You might think that being famous is all red carpets, secluded mansions and private jets. Making huge purchases – in cash of course – and living the high life. However, though this is the case for some of the world’s A-listers, plenty of care and attention goes into managing their money, so they stay rich sustainably.
Whether it’s in the form of lucrative mortgage terms, adopting non-dom status or choosing to finance their car rather than buying outright, you’ll be surprised to discover how the uber-rich manage their money.
Here, commercial finance experts, Anglo Scottish Asset Finance, take a look at some of the ways in which the world’s elite manage their money – and the unexpected pitfalls which can occur when you’re wealthy.
As you might expect, members of high society don’t have to deal with banks in the same way that we might. In the vast majority of cases, the majority millionaires’ money is managed by a private banker who may manage their wealth and invest for them.
However, to protect themselves in the event of a market downturn or any other event that could negatively affect their wealth, A-listers will have money in various forms distributed in countries around the world.
Cash-filled safety deposit boxes are increasingly popular – and with high-security vaults such as IBV in London marketed strictly at billionaires, they’ll know their money is safe.
How their money is distributed usually depends where their money comes from – for example, people who have been born into generational wealth are more likely to be asset-rich and cash-poor, with their money tied up in property and other non-liquid assets.
Property is one of the safest investments one can make, and the world’s super-rich invest accordingly. You might expect, however, that these high net worth individuals (HNWIs) would buy homes outright, with no need for a mortgage. However, that is often not the case.
For example, the super-rich can take on mortgages with lucrative terms – the Financial Times explains how mortgages on millionaire mansions can reach up to 100% of the home’s value, with the majority of loans being interest-only. Not only this, but these interest rates can be as little as 1% – on a £7m home!

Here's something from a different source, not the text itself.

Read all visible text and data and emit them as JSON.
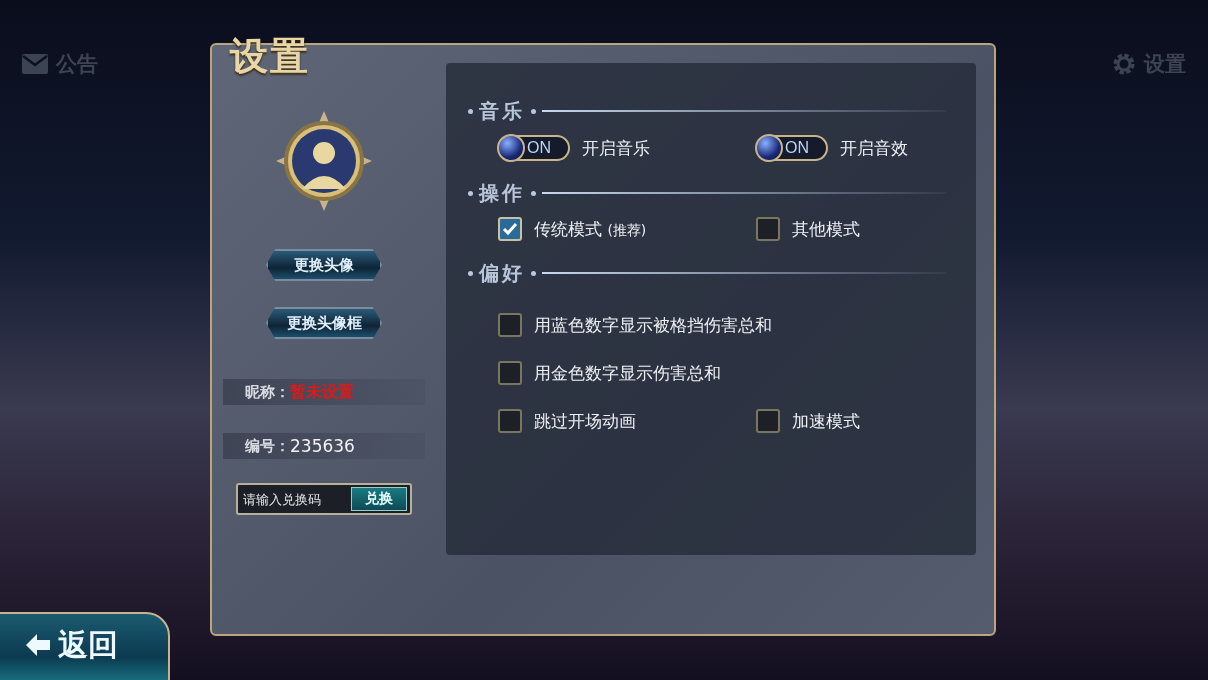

In the UK, many of the uber-rich are classed as resident non-domiciles (RNDs), who live in the UK but declare their domicile elsewhere. This means that they aren’t taxed on money earned outside of the country, provided they don’t bring that money into the UK.
A-listers may have home loans like this active in multiple countries, allowing them a greater deal of financial agility. Rather than having £7m exit their account in one go, a mortgage – with great rates – frees up capital for other investments.
There’s a common misconception that people who finance cars are only doing so because they can’t afford to buy outright. Whilst this is true in some cases, the world’s wealthiest people often enter finance arrangements to pay for their cars – even though they could easily buy it outright.
The most important reason for this may be liquidity. By paying for a car in monthly instalments, the buyer retains cash, which can be used to pursue timely business opportunities, investments or other large-scale purchases.
A millionaire buyer’s ability to be financially agile might be all the more important, given that many people in society’s upper echelons don’t have a consistent monthly income. For example, film stars’ income will rely on sponsorship deals and filming schedules, meaning that a monthly income may not be guaranteed. By spreading the cost of a vehicle over a longer period of time, their cash flow is likely to be much more sustainable.
For music artists, like hitmaker Tom Grennan, financing a car allows them to protect their wealth against assets that will depreciate once driven off the lot.
A career as a professional sports player sounds great – you earn plenty of money, play until you’re 40ish and get to enjoy a 50 year retirement. However, there are plenty of associated pitfalls that come with managing your money as a professional sports player.
As with a car, it can be more financially beneficial for footballers or other sports players to opt for a mortgage over buying outright with cash. However, since you’ll be retiring at 40 (at latest in most sports), most mortgage companies will only lend to players aged 35-40 maximum.
Stuart Wilkie, Head of Commercial Finance at Anglo Scottish Asset Finance, comments: “Another potential issue occurs when footballers – who can usually afford pricier, shorter-term mortgages – move clubs and are forced to find a new home. Thanks to the higher mortgage payments and the fact that they’re now paying for a new home in a new city, it becomes difficult to manage the payment schedule, even by renting out their previous home.”